On my Google Nexus 7 I noticed that it would consume around 1% of battery each hour that it was just being idle. I suspected that battery-usage during idle time could be improved. So the next night (7 hours) I put my Nexus into airplane mode, and the next morning the battery had only used 1% for those 7 hours, which proved that there was room for improvement.
Next I disabled bluetooth and set wi-fi, to be disabled when the screen is locked (changed "Keep Wi-Fi on during sleep" from "Always" to "Only when plugged in"). After a fews tests of 7 hours idle the battery was down 2 ~ 3% each time. But then I noticed in the battery graph, that the wi-fi still showed quite a lot of activity. This probably explains the difference in battery consumption with airplane-mode.
I had expected the wi-fi to be completely disabled with this setting, and the wi-fi bar in the battery graph to be almost completely black. To see the difference I manually disabled the wi-fi and then the bar is indeed completely black (the right block in the image): enter image description here

I would expect the wi-fi to be completely off when the screen is locked, but looking at this question: Turning on Wi-Fi on demand that is apparently not how Android works. So now I'm wondering what the wi-fi is doing in this setting? Why does Android keep the wi-fi 'partly' enabled?
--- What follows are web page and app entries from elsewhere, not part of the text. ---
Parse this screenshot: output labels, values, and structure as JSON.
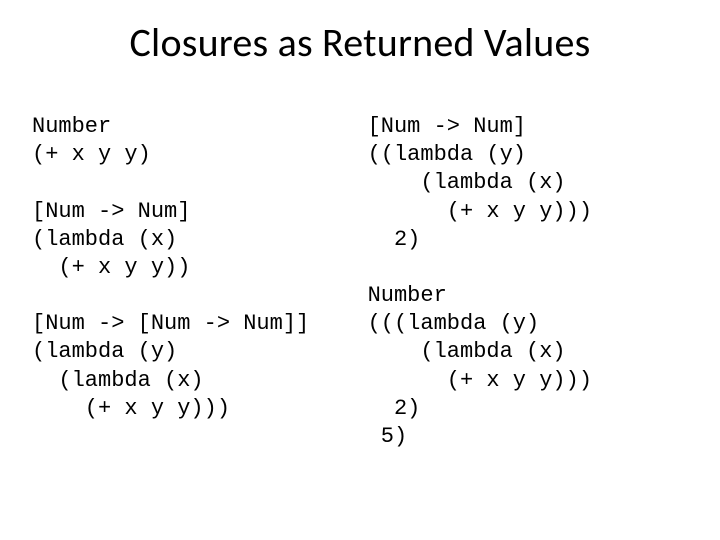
{
  "title": "Closures as Returned Values",
  "left": {
    "block1": "Number\n(+ x y y)",
    "block2": "[Num -> Num]\n(lambda (x)\n  (+ x y y))",
    "block3": "[Num -> [Num -> Num]]\n(lambda (y)\n  (lambda (x)\n    (+ x y y)))"
  },
  "right": {
    "block1": "[Num -> Num]\n((lambda (y)\n    (lambda (x)\n      (+ x y y)))\n  2)",
    "block2": "Number\n(((lambda (y)\n    (lambda (x)\n      (+ x y y)))\n  2)\n 5)"
  }
}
If Android would still let apps do their syncing etc on a regular basis I would understand this, but this is not the case (Notifications don't come in & it even seems to cut off streaming etc), so it seems to only waste battery?

I first suspected a misbehaving app, but I checked with Wake lock detector and Network log but don't see any suspicious apps. I guess I could use JuiceDefender or a similar app to completely disable the wi-fi when the screen is locked (and still let it sync from time to time), but that's not really the point of this question.

Your Answer

By clicking “Post Your Answer”, you agree to our terms of service, privacy policy and cookie policy

Browse other questions tagged or ask your own question.